    So the bases for calculation of In-Page Analytics click rates and Navigation Summary click rates are very different, even though they display the same number of Pageviews as their basis – very misleading! Both reports are ok most of the time if you want to get the tendencies but you should never put both reports side by side unless you really want to confuse someone.
  8. No possibility to export or save the data. Since you can’t view historical data, the only way to save the current In-Page Analytics data is by taking a screenshot. You can’t export the data and send it to someone as a PDF or an Excel file to use it for further analysis (given the complexity and mass of data, this is understandable though).
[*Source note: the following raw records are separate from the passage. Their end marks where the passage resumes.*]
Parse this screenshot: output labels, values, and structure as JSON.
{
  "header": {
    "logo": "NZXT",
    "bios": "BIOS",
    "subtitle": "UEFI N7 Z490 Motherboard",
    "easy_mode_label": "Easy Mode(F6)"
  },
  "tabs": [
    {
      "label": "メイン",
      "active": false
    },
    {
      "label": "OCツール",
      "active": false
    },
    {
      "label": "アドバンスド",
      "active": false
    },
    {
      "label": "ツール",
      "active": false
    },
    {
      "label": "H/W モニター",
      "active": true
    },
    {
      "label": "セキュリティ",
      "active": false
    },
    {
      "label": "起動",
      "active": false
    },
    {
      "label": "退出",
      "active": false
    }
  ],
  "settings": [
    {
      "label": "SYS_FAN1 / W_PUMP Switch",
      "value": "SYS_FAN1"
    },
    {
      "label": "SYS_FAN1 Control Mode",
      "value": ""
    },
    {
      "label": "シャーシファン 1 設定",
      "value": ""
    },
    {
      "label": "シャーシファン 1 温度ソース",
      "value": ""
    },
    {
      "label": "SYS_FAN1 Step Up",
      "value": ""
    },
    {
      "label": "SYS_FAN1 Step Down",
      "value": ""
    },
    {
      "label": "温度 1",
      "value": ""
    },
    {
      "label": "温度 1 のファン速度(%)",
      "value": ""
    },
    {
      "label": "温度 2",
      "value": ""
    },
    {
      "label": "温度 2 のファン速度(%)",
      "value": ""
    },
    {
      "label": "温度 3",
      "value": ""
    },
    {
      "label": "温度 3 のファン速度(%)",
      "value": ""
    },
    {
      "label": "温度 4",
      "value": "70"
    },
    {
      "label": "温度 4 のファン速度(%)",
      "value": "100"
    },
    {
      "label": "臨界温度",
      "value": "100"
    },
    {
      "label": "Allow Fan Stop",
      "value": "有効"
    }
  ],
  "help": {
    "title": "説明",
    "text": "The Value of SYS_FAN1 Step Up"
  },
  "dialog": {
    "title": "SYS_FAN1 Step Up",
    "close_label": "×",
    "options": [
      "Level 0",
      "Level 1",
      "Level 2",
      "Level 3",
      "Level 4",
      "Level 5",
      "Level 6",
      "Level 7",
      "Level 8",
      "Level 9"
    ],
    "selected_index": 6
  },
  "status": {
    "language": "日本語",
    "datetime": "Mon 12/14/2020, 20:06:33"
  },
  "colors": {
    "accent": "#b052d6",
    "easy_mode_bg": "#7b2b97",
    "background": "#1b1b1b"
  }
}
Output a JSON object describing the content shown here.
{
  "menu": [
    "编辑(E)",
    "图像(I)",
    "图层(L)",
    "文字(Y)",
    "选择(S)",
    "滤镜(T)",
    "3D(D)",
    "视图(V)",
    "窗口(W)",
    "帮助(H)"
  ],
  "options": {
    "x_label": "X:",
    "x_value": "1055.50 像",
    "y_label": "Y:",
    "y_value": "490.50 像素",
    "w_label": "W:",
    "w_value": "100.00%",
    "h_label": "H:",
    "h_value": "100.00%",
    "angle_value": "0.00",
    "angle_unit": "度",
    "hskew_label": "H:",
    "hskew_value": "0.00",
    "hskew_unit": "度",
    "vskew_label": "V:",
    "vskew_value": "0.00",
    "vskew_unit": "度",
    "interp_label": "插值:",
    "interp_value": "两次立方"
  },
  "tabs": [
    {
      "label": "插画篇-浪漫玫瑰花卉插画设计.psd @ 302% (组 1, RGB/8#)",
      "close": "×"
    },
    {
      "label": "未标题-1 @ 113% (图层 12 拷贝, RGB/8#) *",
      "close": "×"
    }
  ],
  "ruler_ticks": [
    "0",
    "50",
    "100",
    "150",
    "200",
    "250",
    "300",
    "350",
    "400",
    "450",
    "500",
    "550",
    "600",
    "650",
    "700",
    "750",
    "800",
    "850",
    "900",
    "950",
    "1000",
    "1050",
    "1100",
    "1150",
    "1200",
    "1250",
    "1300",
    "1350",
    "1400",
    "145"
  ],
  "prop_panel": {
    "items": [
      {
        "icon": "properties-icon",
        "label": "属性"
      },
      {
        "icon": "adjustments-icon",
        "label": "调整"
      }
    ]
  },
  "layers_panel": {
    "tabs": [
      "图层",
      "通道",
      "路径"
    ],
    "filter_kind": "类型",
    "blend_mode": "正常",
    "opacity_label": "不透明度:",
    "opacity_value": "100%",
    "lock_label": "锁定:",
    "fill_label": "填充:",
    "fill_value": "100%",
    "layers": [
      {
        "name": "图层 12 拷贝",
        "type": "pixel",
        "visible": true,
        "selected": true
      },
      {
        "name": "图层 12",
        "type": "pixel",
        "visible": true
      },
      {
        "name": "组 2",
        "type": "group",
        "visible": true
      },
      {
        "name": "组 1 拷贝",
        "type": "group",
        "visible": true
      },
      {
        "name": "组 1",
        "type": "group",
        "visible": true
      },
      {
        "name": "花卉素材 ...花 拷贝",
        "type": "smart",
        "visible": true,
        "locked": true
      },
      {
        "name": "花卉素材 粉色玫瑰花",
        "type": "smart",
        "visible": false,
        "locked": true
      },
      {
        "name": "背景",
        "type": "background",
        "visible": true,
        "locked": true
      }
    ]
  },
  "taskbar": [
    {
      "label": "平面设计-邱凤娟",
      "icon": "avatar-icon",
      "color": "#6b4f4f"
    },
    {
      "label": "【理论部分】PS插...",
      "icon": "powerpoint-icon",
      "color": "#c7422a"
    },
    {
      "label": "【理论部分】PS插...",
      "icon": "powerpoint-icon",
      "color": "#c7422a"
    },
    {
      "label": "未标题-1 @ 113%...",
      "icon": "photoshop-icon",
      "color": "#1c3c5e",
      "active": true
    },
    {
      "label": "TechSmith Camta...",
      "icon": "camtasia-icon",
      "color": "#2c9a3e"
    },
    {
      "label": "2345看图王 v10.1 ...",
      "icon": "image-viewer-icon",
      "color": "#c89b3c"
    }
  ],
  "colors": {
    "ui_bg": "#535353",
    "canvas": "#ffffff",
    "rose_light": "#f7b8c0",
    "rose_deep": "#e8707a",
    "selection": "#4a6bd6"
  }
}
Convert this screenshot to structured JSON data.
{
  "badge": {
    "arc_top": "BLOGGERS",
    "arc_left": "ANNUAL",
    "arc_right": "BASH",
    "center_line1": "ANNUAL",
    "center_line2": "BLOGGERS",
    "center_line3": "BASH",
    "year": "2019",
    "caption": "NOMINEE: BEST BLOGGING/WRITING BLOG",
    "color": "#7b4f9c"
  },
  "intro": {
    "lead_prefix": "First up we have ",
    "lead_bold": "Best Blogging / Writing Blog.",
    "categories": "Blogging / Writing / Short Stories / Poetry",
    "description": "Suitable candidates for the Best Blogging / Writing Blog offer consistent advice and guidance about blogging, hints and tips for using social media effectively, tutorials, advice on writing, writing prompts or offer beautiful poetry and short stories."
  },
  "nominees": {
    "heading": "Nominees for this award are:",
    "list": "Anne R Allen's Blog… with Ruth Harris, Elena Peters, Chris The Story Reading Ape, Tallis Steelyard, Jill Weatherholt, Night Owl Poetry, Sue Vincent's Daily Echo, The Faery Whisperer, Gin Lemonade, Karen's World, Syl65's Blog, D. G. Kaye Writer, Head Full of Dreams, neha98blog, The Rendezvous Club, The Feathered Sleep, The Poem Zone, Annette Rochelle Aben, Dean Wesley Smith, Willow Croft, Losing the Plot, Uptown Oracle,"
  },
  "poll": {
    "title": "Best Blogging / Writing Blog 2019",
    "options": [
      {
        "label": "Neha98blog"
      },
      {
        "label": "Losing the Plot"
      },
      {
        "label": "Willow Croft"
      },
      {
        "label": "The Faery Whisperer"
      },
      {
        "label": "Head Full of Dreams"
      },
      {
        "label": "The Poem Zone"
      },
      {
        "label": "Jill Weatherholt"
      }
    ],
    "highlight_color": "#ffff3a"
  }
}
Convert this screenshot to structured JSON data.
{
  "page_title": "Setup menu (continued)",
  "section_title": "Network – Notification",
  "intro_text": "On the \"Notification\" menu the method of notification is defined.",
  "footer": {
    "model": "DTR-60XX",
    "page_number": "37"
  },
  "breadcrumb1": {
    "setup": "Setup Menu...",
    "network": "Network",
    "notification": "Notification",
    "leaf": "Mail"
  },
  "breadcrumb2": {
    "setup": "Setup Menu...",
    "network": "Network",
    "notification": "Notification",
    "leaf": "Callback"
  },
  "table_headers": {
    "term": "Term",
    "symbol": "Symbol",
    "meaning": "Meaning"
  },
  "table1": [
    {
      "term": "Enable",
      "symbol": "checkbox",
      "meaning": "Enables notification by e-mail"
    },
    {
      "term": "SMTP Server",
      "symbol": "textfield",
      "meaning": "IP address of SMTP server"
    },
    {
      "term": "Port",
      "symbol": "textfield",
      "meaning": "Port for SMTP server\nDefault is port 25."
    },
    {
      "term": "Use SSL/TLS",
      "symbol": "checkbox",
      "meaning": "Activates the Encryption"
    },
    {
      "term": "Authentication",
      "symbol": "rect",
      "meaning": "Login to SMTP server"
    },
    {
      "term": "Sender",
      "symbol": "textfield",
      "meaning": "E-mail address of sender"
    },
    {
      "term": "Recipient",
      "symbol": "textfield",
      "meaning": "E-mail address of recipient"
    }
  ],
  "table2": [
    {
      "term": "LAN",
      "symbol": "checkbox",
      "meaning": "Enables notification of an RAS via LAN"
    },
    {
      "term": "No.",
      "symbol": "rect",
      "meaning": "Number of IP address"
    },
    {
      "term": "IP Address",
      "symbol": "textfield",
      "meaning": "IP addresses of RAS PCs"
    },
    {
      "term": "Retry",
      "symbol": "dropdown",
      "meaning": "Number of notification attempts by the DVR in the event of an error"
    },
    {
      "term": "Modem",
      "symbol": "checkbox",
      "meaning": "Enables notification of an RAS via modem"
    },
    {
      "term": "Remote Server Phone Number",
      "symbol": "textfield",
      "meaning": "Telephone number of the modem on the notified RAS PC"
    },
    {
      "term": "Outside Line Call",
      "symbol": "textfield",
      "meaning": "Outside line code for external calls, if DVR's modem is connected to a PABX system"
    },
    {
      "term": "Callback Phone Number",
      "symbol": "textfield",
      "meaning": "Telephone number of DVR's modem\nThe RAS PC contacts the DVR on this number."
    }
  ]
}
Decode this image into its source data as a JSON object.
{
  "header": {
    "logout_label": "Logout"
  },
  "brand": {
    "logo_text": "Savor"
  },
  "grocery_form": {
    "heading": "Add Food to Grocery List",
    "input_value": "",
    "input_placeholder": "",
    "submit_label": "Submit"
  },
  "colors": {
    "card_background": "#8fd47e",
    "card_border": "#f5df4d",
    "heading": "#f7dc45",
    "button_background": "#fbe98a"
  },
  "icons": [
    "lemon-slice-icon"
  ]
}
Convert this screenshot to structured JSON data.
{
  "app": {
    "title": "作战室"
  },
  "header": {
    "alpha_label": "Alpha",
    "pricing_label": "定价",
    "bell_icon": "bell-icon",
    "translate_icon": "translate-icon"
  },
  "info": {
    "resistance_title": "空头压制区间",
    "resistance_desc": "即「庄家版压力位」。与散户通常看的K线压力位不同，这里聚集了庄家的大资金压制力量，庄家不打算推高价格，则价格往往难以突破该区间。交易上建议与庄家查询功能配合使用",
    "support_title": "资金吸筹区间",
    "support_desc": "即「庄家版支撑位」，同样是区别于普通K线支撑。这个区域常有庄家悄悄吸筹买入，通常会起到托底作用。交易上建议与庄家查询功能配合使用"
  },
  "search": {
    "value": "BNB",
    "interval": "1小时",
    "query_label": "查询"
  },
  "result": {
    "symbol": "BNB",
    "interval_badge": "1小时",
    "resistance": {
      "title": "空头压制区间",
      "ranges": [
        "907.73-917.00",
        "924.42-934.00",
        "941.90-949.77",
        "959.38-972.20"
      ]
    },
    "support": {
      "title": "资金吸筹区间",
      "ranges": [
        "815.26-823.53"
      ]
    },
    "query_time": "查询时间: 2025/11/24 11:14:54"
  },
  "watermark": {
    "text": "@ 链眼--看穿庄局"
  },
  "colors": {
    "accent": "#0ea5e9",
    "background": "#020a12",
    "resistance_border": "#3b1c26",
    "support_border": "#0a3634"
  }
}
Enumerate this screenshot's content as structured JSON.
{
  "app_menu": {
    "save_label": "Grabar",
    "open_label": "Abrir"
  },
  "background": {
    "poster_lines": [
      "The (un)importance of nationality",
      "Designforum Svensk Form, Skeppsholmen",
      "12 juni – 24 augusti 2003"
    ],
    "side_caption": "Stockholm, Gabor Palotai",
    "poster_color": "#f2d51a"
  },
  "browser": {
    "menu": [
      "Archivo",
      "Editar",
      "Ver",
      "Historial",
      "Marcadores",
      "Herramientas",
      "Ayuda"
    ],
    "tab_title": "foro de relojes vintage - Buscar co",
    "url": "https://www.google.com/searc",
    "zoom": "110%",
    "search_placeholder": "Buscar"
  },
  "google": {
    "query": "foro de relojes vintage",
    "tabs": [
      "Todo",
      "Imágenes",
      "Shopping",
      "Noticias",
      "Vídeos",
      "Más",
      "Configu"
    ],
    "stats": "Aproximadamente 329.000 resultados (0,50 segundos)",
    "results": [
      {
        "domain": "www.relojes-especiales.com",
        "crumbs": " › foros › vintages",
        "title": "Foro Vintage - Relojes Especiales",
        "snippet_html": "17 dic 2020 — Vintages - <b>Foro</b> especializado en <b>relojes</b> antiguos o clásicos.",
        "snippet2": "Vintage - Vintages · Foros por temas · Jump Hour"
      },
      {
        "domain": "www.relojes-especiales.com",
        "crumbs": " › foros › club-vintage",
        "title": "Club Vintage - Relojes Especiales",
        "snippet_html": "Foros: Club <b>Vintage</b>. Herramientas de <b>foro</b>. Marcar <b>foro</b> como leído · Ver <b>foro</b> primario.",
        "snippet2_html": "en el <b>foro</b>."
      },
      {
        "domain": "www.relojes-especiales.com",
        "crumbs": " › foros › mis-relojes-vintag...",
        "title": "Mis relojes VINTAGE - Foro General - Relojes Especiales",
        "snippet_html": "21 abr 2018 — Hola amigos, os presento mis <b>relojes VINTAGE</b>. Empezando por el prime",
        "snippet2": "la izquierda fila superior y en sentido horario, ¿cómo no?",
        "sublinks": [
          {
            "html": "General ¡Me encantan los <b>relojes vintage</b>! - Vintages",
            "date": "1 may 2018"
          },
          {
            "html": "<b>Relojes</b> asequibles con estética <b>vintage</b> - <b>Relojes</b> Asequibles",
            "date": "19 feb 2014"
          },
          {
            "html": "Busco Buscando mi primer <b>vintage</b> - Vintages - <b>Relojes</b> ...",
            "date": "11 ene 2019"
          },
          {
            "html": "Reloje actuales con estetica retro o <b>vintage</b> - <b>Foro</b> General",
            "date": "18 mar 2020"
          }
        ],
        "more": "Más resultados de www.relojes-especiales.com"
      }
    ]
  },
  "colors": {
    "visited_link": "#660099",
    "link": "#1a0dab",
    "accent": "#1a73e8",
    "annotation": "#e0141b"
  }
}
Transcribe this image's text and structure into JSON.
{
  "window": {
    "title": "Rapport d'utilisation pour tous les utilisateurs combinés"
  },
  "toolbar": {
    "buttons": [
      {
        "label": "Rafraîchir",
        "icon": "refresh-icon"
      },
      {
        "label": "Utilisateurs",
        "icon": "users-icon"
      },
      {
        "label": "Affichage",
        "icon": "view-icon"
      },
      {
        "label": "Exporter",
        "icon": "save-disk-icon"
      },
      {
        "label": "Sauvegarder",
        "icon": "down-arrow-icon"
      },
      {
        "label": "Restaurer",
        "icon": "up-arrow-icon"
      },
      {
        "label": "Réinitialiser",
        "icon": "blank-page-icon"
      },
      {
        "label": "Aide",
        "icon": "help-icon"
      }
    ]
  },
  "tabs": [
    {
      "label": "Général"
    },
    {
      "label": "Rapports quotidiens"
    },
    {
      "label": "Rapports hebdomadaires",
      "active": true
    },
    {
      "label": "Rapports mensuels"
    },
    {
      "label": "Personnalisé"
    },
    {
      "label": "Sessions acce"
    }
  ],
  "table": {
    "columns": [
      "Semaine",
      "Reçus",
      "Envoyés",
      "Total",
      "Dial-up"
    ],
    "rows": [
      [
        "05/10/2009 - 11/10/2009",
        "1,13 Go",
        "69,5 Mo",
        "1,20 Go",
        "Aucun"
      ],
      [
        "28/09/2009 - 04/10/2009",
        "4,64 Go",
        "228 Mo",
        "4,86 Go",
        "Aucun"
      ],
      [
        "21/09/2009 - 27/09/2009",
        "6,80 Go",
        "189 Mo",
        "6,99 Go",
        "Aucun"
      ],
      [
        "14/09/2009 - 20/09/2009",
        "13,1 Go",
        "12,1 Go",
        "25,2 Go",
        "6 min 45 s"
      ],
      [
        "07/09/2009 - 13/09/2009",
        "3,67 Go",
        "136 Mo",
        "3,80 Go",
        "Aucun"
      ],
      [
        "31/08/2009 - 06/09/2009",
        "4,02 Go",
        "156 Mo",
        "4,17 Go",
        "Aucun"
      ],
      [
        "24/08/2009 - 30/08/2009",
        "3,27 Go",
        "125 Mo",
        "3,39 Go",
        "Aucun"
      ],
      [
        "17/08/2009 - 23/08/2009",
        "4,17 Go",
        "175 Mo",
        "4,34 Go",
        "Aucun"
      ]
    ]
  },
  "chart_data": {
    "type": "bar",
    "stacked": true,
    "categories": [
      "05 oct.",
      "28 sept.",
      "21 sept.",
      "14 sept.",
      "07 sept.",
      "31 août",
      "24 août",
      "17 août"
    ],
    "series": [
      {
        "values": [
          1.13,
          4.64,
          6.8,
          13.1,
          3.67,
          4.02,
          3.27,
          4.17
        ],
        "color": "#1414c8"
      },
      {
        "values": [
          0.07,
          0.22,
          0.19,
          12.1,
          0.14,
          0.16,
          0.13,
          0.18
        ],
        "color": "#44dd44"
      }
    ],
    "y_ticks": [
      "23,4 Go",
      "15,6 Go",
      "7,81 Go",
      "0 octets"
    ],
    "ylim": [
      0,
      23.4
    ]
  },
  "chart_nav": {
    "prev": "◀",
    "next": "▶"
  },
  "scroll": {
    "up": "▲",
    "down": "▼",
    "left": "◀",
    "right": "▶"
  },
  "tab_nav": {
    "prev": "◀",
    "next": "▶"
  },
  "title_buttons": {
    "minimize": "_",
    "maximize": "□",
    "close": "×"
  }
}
  9. It often crashes (ok, it’s still “beta”). As visual and user-friendly as it is, In-Page Analytics has some usability issues. Since there is a ton of data to load for each page, In-Page Analytics often needs a long time to load and often crashes and requires reloading the page. There are other minor issues like the fact that sometimes you cannot follow links because the bubbles pop up directly over it.
Conclusion
Now, just because there are 9 cons and just 5 pros doesn’t mean that the cons outweigh the pros. So this post should not be seen as a recommendation to refrain from In-Page Analytics.
In-Page Analytics is definitely awesome when your on-site campaigns are mostly static (content doesn’t change within the time frame you’re analyzing), if you don’t have too many outbound links or links to subdomains, and if you are in no need to save the data for historical analyses (before and after). With In-Page Analytics, you are getting a report that, in its basic form, can easily be grasped by anyone and offers great filtering and segmenting methods – without the need to put any extra code on your page.